Thursday April 07, 2016
With the onset of the hard cider boom and Vermonters’ love of local products, it was only a matter of time before Citizen Cider would need to seek out potential locations for expansion.
Why not South Burlington?
Citizen Cider presented their plan for an agriculture-enterprise operation last week at the March 29 planning commission meeting. The proposed project would be on the Larkin owned orchard site, which is west of Hinesburg Road and Van Sicklen Road.
“We want it to be the spirit of what Citizen Cider is all about: community,” Co-Founder and President of Citizen Cider Justin Heilenbach said.
Heilenbach, accompanied by the rest of the project team explained the company’s history, current operations, and expansion needs. Heilenbach founded Citizen Cider in 2010 with Bryan Holmes and Kris Nelson. As their success continued to grow, they opened up the cider pub on Pine Street in Burlington in 2014. The apples are pressed in Middlebury and are transported to Burlington, but the company would like to have a full operation all on one site.

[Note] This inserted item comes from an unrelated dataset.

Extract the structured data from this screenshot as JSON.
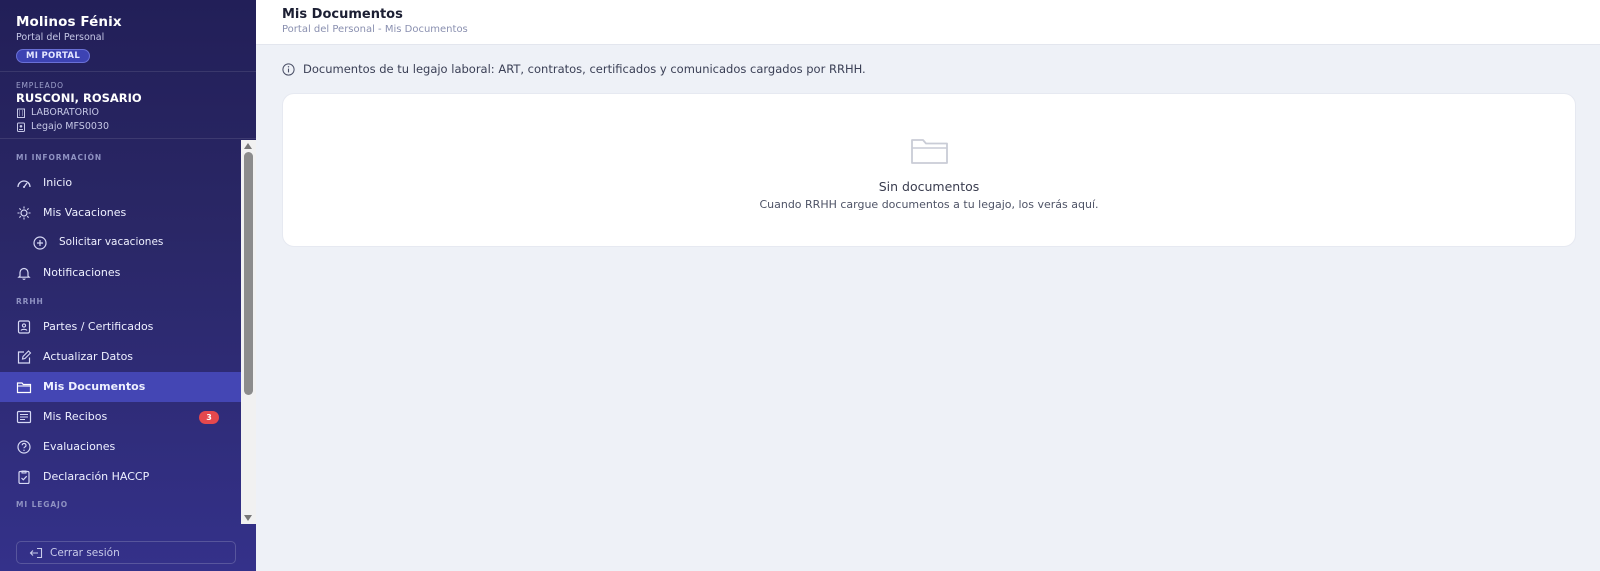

Citizen Cider works with growers all over Vermont and New York, so the proposal would involve large quantities of apples being transported from various places. They would then be pressed, fermented, aged, packaged, shipped, and sold in a retail store, which would also be on site. Additionally, there would be room for educational tours and other special activities.
Rather than just opting for an industrial site, the project would be consumer-facing and promote “agricultural tourism,” with the goal of making this a sought-out destination, Heilenbach added.
Architect Bren Alvarez provided renderings of what the project could look like. The concept outlines a road aligned with Van Sicklen Road for entry leading to a prominent two-story building of about 50,000 sq. ft. The second floor would reserve some space for administrative purposes. Alvarez explained that part of the roof would be slanted, and part of it would be flat to help bring light to the building. This would allow for amenities like a green roof and the possibility of solar panels. The project would be next to the existing solar farm which the building could also utilize.
Furthermore, the concept shows space for outdoor events as well as loading docks and dumpsters in the rear. The orchard would account for about eight acres, and
the plan could include a greenhouse that may be used for research and development purposes.
The building would be set back from the road, and Alvarez showed landscaping concepts and views from Hinesburg Road.
“This is transforming a drive-by orchard into a place people would visit and get to know,” Alvarez said. “It would become more integrated into the community.”
The idea was well-received by all present members of the commission.
Jessica Louisos, the chair of the planning commission, said that the concept is in line with the city’s goals.
“We’ve been talking about value-added agriculture for a long time,” she added.
“It’s appealing,” Ted Riehle said. As a neighbor of this potential project, he asked about noise during evening events. Heilenbach responded that they would be sensitive to that and be good neighbors.
Commissioner Bernie Gagnon asked about city sewer and water; the site is not currently on either, but Paul Conner, the city’s director of planning and zoning, showed the closest water and sewer connections for future consideration. Commissioners were also curious about how traffic would be affected.
The planning commission, intrigued by the idea, will continue the conversation. Such a project would involve changes to zoning regulations.
“We need to consider how is it zoned now and what kind of changes would we need to make to accommodate the different uses that are proposed,” Gagnon said. He said the commission will need to consider how to word the regulations in such a way that there are no unintended consequences.
Commissioner Sophie Quest noted that this project is timely as the planning commission is having a conversation about “nodes,” or centers of activity. Could this be an agricultural node, where agriculture would be the center point of the region? The city is working with consultant Sharon Murray, of Front Porch Community Planning & Design, to explore the idea. Sound familiar? The “nodes” discussion stemmed from Paul Dreher, the city’s former consultant for Form Based Code.
Heilenbach said he would like to begin construction no later than summer of 2017.
SOURCE: Miranda Jonswold, Correspondent